Top of Data to process

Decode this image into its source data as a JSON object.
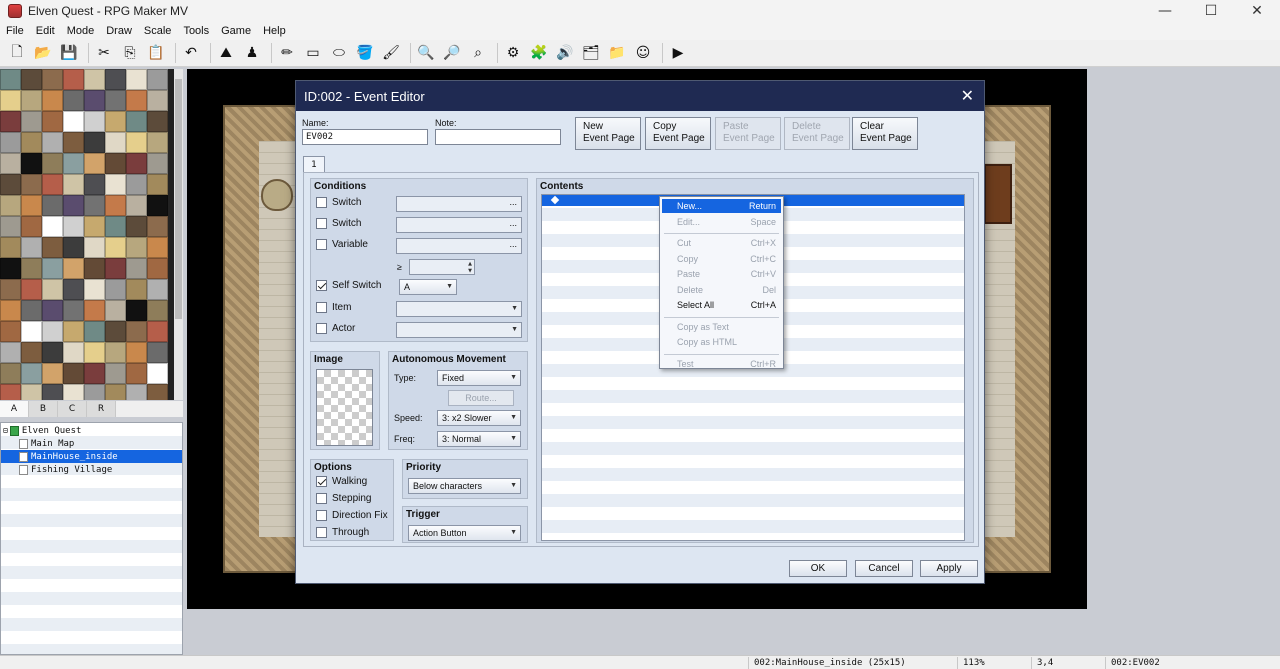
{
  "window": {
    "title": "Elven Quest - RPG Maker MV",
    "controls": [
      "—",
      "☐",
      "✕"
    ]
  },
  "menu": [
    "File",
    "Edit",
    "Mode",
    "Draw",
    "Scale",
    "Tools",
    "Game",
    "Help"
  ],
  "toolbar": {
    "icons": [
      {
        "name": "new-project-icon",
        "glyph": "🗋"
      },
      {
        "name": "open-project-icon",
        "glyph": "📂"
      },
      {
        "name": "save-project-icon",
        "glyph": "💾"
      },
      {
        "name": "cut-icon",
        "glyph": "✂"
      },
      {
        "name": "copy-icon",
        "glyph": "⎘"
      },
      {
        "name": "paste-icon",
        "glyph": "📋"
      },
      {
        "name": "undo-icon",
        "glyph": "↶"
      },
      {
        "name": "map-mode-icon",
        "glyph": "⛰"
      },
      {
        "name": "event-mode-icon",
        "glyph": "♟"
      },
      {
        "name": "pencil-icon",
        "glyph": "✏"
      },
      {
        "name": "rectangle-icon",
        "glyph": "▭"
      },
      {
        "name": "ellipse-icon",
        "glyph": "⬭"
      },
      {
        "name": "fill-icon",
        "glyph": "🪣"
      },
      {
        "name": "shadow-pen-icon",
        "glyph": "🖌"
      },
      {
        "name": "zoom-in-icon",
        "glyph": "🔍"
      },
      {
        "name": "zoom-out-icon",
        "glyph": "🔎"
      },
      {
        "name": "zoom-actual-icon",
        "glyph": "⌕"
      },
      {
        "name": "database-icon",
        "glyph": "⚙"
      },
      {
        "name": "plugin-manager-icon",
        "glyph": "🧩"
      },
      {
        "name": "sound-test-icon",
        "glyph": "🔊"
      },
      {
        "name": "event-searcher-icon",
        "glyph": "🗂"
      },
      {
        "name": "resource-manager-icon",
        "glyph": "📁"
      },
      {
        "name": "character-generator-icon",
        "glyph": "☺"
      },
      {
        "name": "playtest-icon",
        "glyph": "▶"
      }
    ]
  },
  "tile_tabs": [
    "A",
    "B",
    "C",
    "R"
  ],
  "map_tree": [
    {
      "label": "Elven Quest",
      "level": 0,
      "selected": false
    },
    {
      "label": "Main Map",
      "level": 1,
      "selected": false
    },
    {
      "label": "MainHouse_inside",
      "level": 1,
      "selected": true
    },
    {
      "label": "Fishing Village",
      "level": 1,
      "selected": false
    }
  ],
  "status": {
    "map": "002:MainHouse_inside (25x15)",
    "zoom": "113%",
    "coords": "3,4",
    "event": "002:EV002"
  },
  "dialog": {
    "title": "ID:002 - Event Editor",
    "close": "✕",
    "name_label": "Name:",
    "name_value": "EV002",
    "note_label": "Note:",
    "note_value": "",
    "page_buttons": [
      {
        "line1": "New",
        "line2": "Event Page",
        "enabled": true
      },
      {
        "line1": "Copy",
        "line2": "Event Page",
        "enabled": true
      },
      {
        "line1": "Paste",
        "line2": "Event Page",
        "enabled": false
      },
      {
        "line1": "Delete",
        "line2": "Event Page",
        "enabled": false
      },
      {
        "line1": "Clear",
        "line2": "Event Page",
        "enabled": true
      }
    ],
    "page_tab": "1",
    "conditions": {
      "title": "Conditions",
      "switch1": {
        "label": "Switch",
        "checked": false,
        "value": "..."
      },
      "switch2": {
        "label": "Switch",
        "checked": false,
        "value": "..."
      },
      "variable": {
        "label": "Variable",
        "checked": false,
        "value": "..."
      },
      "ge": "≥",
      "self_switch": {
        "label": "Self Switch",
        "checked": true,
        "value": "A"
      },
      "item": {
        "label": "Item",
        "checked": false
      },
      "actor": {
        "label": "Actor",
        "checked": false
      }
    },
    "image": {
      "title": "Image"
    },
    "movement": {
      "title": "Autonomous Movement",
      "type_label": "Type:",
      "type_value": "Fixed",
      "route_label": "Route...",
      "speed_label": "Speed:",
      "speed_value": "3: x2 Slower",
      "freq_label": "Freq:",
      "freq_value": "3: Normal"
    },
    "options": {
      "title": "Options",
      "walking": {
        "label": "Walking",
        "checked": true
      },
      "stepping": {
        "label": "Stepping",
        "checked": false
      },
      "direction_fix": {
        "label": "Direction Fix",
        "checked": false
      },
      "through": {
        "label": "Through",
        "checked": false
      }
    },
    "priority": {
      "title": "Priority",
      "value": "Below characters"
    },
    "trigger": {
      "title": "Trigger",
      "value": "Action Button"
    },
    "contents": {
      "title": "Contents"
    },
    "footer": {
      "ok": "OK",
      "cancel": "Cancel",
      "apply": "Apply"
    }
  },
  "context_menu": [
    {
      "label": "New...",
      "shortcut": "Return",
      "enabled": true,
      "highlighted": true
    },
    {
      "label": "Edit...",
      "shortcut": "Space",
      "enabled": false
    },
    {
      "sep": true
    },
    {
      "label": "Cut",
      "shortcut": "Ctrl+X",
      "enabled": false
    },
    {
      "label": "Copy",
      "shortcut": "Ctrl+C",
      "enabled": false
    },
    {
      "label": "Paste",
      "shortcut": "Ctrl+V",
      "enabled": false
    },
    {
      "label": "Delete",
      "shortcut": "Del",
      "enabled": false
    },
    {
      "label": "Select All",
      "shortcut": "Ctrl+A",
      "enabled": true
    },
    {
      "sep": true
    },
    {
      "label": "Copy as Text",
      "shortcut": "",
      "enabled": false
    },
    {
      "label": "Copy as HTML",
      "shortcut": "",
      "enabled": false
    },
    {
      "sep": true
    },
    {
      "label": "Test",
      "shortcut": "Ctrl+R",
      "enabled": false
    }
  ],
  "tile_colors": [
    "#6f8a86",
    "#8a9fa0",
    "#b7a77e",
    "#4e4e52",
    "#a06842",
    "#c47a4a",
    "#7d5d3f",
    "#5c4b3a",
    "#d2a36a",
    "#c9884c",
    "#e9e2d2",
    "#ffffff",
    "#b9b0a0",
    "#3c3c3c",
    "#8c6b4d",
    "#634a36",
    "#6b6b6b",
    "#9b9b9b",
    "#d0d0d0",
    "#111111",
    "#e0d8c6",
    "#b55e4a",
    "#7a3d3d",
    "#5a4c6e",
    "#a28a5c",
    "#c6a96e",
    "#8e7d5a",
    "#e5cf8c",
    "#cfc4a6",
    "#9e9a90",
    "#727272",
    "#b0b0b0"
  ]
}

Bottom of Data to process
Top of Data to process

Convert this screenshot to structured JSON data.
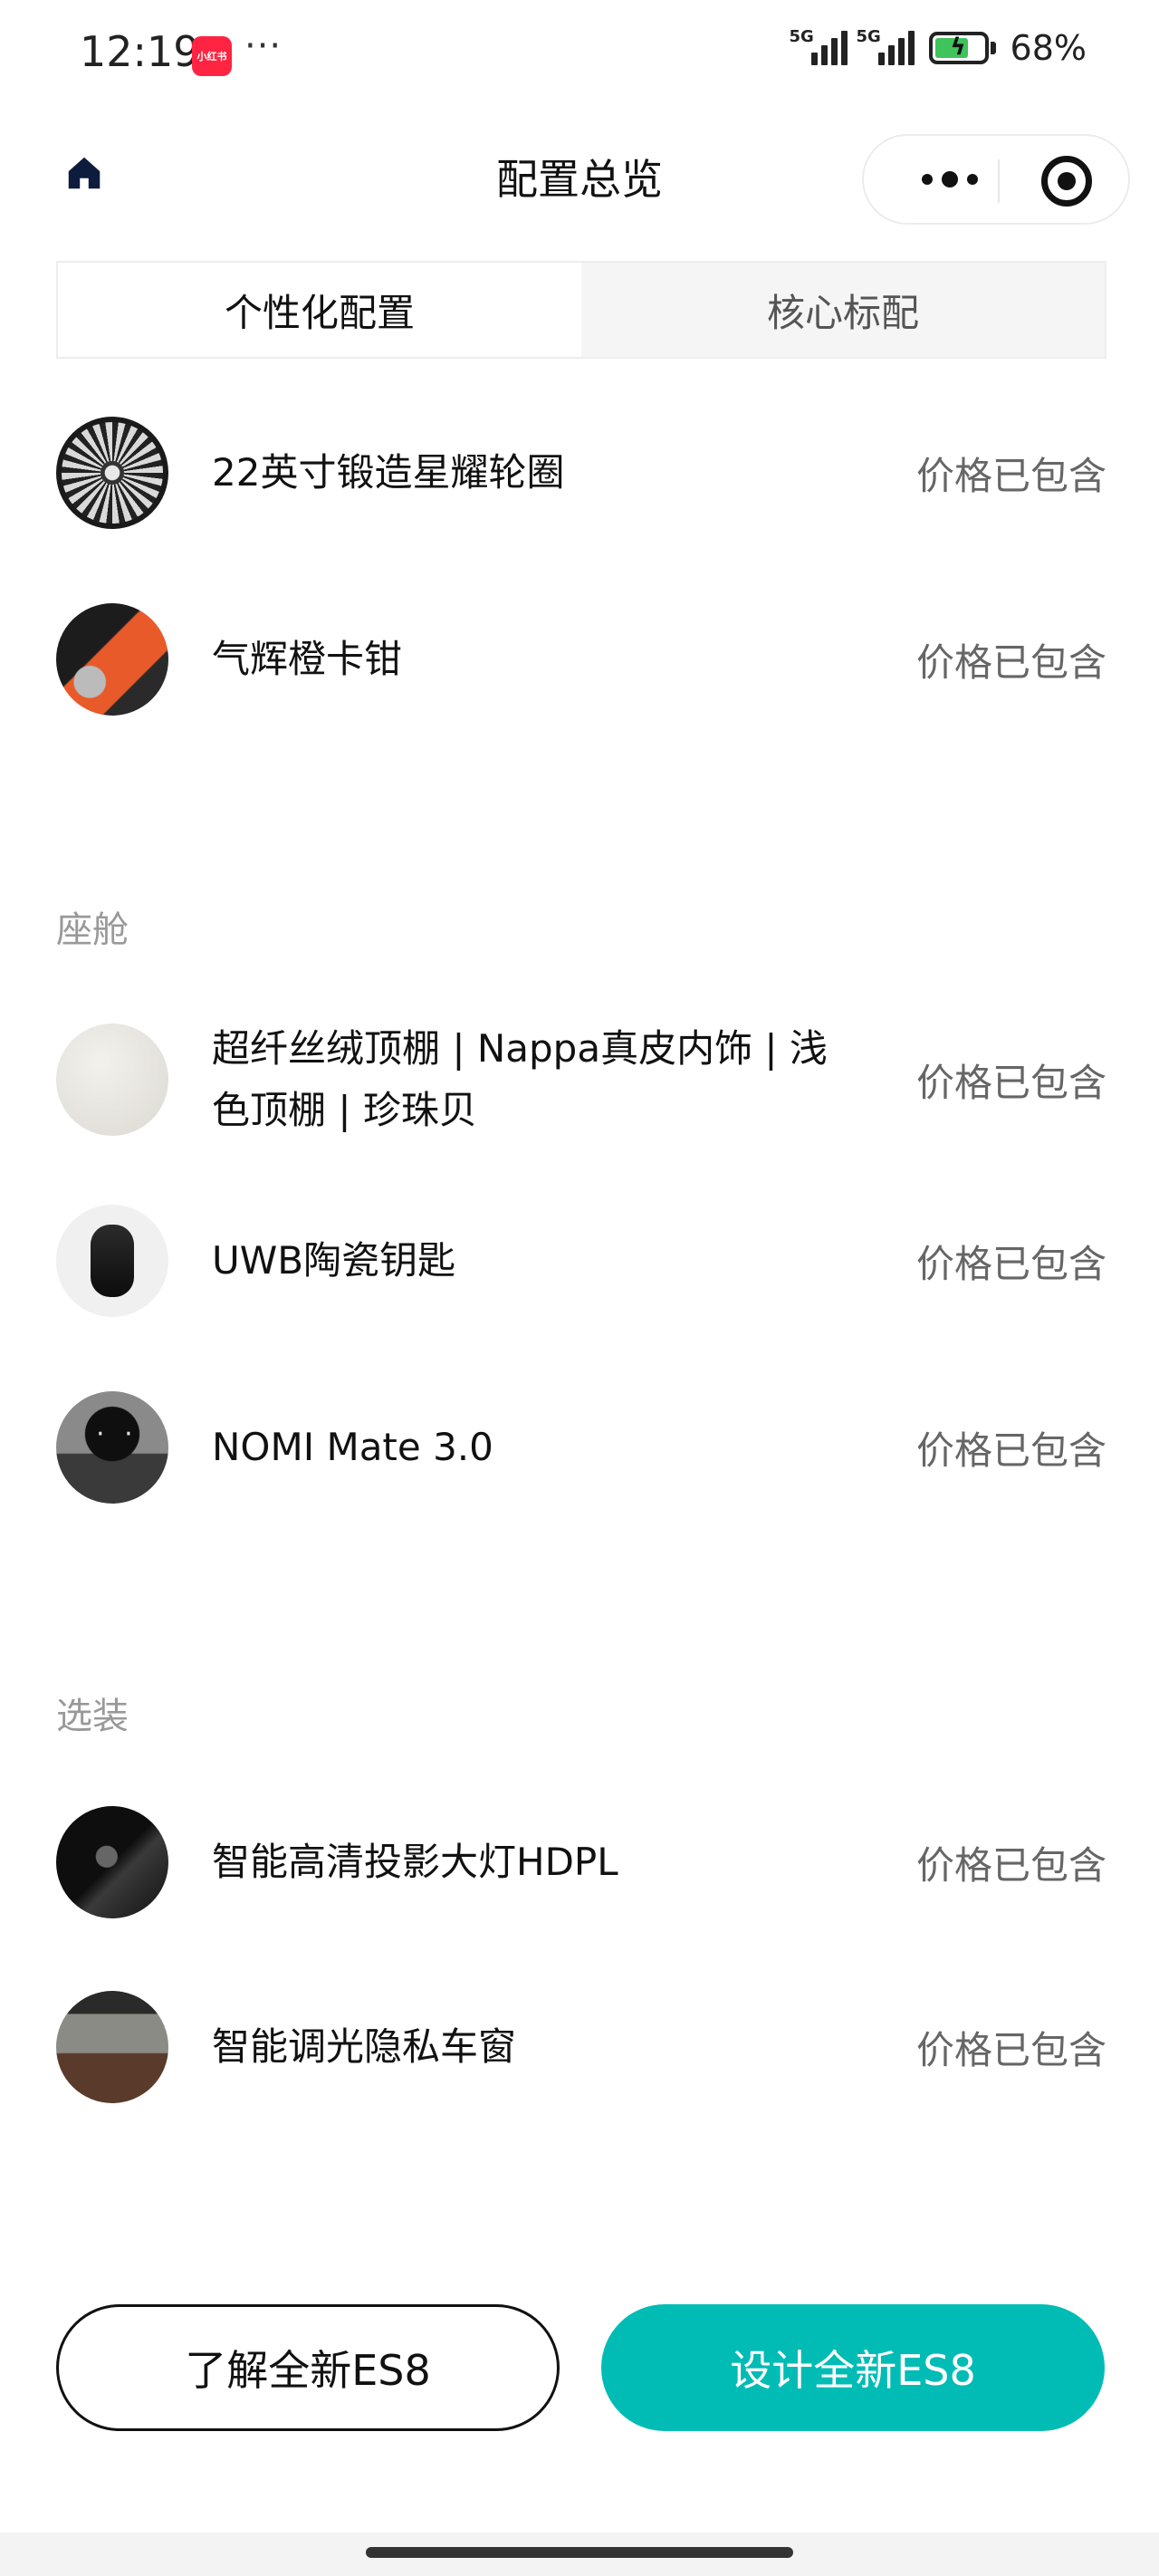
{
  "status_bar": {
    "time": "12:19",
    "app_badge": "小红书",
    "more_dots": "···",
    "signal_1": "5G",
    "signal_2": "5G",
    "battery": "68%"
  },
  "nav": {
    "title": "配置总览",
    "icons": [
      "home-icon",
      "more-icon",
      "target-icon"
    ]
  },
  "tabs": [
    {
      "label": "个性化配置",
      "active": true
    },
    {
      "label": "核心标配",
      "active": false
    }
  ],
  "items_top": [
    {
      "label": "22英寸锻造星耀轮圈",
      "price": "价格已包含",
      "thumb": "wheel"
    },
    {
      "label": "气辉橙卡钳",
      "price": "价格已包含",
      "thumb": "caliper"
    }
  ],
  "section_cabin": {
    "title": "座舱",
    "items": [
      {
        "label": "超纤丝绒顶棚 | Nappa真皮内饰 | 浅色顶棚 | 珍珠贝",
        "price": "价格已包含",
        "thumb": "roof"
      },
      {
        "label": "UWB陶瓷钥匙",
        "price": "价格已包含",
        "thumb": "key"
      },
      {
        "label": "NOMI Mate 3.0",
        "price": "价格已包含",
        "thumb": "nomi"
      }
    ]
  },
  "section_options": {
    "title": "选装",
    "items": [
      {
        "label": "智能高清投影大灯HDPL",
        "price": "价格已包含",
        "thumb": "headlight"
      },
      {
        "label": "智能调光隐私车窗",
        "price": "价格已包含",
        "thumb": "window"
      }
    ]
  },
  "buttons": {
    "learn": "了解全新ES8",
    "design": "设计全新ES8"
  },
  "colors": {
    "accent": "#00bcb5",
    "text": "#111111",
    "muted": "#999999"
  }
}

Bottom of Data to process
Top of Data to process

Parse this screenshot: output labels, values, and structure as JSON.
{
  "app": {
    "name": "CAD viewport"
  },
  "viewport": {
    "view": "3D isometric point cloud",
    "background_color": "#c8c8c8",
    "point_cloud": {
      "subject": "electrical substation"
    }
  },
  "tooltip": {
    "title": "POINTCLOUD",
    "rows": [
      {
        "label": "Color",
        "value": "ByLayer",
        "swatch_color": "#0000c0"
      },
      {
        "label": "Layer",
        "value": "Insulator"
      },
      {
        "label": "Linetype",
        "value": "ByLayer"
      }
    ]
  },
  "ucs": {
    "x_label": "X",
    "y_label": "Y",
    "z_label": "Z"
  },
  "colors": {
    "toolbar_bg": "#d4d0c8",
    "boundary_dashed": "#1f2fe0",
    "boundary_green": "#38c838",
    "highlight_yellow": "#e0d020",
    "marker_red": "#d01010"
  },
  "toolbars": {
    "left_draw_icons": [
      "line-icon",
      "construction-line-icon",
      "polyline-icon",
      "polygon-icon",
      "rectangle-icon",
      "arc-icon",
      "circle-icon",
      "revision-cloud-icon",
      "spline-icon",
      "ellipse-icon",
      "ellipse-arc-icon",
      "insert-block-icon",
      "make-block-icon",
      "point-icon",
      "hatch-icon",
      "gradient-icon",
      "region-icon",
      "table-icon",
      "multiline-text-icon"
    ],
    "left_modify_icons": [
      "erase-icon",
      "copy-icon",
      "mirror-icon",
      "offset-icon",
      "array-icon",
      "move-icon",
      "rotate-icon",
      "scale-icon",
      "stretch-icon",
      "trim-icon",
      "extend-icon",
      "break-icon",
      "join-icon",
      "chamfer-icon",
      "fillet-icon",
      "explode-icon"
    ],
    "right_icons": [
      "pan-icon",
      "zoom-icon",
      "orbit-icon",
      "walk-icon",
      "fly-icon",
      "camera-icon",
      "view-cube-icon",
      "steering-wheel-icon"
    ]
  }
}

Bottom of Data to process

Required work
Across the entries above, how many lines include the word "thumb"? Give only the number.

Answer below
7